Huntington's disease

Huntington’s disease is a genetic disorder that leads to the gradual deterioration of brain cells. It’s a rare condition but has a profound impact on the affected individual’s life.

The degeneration of brain cells results in problems with physical movements, cognitive abilities, and mental health.

Huntington’s disease affects a wide range of a person’s functional abilities, causing both physical and mental struggles.

People with Huntington’s disease can receive expert diagnosis and specialized treatment at Neurology One under the supervision of the best neurologists in Orlando.  Our team have been committed to care for people with Huntington’s disease, and have been leaders creating HD Centers of Excellence. 

Huntington’s disease symptoms can emerge at any stage of life. However, they commonly show up in individuals between their 30s and 40s. If the manifestation occurs prior to 20 years old, it is referred to as juvenile Huntington’s disease. The symptoms in early-onset cases are distinct, and the progression of the disease is usually more rapid.


Movement disorders

Huntington’s disease can affect movement, thinking, and mental health in different ways, and everyone experiences it differently. Some symptoms may be more severe at first, but they can change over time as the disease progresses.

The impairment of voluntary movements — instead of involuntary movements— may have a greater effect on the ability to perform daily activities, interact with others, and function independently.

Cognitive disorders

Huntington’s disease is associated with cognitive impairments such as:

Psychiatric disorders

Huntington’s disease is most commonly associated with depression. Huntington’s disease diagnosis wasn’t simply the cause of this reaction. Instead, brain injury and alterations in brain function contribute to depression. Symptoms may include:

In addition to these disorders, there are other ones as follows:

Aside from the above disorders, It is common for people with Huntington’s disease to lose weight as the disease progresses.

Symptoms of juvenile Huntington's disease

Younger people may experience Huntington’s disease differently than adults. An early stage of the disease is characterized by the following problems:

Behavioral changes

Physical changes

How is it inherited?

A faulty gene leads to Huntington’s disease, which gradually damages parts of the brain.

There is usually only a chance that you will develop it if either of your parents has or has had it. Women and men can both get it.

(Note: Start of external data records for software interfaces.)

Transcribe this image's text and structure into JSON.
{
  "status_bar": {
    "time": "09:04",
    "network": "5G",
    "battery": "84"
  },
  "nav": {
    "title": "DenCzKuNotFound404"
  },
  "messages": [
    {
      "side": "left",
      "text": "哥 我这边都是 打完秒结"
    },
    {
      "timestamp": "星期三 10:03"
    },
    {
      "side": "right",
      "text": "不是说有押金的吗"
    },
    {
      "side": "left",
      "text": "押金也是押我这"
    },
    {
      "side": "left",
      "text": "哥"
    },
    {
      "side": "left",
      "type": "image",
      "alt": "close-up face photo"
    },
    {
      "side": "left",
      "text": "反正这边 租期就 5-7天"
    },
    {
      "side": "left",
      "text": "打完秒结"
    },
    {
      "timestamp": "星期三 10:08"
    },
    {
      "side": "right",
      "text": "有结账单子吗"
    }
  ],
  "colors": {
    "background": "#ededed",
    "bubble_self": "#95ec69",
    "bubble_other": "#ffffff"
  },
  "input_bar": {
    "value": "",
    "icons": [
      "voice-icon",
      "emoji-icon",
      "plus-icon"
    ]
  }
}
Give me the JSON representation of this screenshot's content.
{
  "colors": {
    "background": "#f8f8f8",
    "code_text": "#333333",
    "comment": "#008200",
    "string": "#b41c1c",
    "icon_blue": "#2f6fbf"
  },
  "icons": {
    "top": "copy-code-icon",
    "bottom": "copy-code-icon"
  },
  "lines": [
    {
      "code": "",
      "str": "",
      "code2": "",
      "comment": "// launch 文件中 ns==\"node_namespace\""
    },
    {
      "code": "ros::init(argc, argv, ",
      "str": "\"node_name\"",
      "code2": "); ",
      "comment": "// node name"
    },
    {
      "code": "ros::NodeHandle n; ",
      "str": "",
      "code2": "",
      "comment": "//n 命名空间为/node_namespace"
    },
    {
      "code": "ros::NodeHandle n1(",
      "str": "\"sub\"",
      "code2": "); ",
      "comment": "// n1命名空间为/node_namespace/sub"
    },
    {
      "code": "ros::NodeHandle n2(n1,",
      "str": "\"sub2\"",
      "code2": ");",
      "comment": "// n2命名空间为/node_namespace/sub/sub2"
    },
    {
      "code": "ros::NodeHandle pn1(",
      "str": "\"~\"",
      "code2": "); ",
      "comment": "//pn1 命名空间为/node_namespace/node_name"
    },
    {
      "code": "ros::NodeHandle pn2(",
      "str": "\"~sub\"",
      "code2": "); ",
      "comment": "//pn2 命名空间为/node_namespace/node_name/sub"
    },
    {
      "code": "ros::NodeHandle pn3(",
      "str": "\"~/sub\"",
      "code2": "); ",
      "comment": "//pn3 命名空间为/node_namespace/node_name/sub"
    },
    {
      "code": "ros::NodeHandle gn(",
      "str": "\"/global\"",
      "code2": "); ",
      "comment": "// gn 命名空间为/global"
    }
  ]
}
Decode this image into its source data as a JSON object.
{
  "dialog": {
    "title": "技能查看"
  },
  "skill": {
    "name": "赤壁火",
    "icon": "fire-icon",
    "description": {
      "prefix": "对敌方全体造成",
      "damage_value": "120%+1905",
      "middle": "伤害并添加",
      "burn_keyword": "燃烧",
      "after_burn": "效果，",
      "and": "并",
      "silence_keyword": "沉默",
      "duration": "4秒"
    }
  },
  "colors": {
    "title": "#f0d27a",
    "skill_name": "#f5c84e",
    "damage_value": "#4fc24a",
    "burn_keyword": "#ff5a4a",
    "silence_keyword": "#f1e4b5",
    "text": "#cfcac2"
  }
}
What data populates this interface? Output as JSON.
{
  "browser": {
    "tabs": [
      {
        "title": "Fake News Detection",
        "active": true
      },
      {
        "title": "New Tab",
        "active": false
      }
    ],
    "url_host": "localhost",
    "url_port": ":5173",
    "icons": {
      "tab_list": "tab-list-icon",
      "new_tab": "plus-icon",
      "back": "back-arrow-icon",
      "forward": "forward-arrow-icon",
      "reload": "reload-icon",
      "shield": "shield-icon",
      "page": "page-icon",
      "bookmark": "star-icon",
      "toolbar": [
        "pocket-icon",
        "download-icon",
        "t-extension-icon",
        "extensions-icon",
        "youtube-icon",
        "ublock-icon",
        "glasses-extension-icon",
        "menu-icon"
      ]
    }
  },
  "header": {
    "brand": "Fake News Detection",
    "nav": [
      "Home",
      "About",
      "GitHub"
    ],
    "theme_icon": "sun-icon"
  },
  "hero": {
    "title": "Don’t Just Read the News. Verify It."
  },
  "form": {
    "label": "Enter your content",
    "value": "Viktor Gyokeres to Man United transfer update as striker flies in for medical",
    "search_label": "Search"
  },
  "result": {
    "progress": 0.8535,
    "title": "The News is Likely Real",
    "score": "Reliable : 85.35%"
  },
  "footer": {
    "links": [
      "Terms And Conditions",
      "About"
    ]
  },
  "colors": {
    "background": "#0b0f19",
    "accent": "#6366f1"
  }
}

In the case of a parent who carries the Huntington’s disease gene:

In rare cases, Huntington’s disease can be acquired without having a family history of it. 

However, this is most likely due to the fact that one of your parents never had it diagnosed.

When to see a Neurologist?

Multiple conditions can cause the signs and symptoms of Huntington’s disease. This is why it is important to get a proper diagnosis as soon as possible.

Consult your doctor if:

Your Neurologist may refer you for tests to check for Huntington’s disease.

Treatment and support

Huntington’s disease is incurable and has no cure or treatment at present.

But support and treatment can alleviate some problems caused by it, including:

Help with Everyday task

If you have Huntington’s disease, daily activities such as eating., moving around the house, and dressing can be challenging.

If you are having difficulty doing a particular activity, your occupational therapist can help you find another way to do it.

To make things easier for you, they can suggest household improvements and equipment.

These can include:

Help with eating and communication

If you are having difficulty communicating or eating due to Huntington’s disease, a speech and language therapist and a dietitian can assist you.

A few examples of what they can advise are:

  • A picture chart or an electronic speech device can be used as an alternative method of communication
  • Weight loss can be prevented with a high-calorie diet
  • How to make chewing and swallowing food easier
  • Some people may require a stomach-directed feeding tube.

Help with movement and balance problems

Staying active is important if you have Huntington’s disease. Your mental and physical health can be improved by doing this.

When you have balance and coordination problems, regular walking with the help of an aid like a walking stick can be very helpful.

Movement problems can also be helped by a physiotherapist.

It is possible that they will recommend things such as:

The best neurologists in Orlando, including clinically trained neurologists and specialists in movement disorders, offer expertise on Huntington’s disease.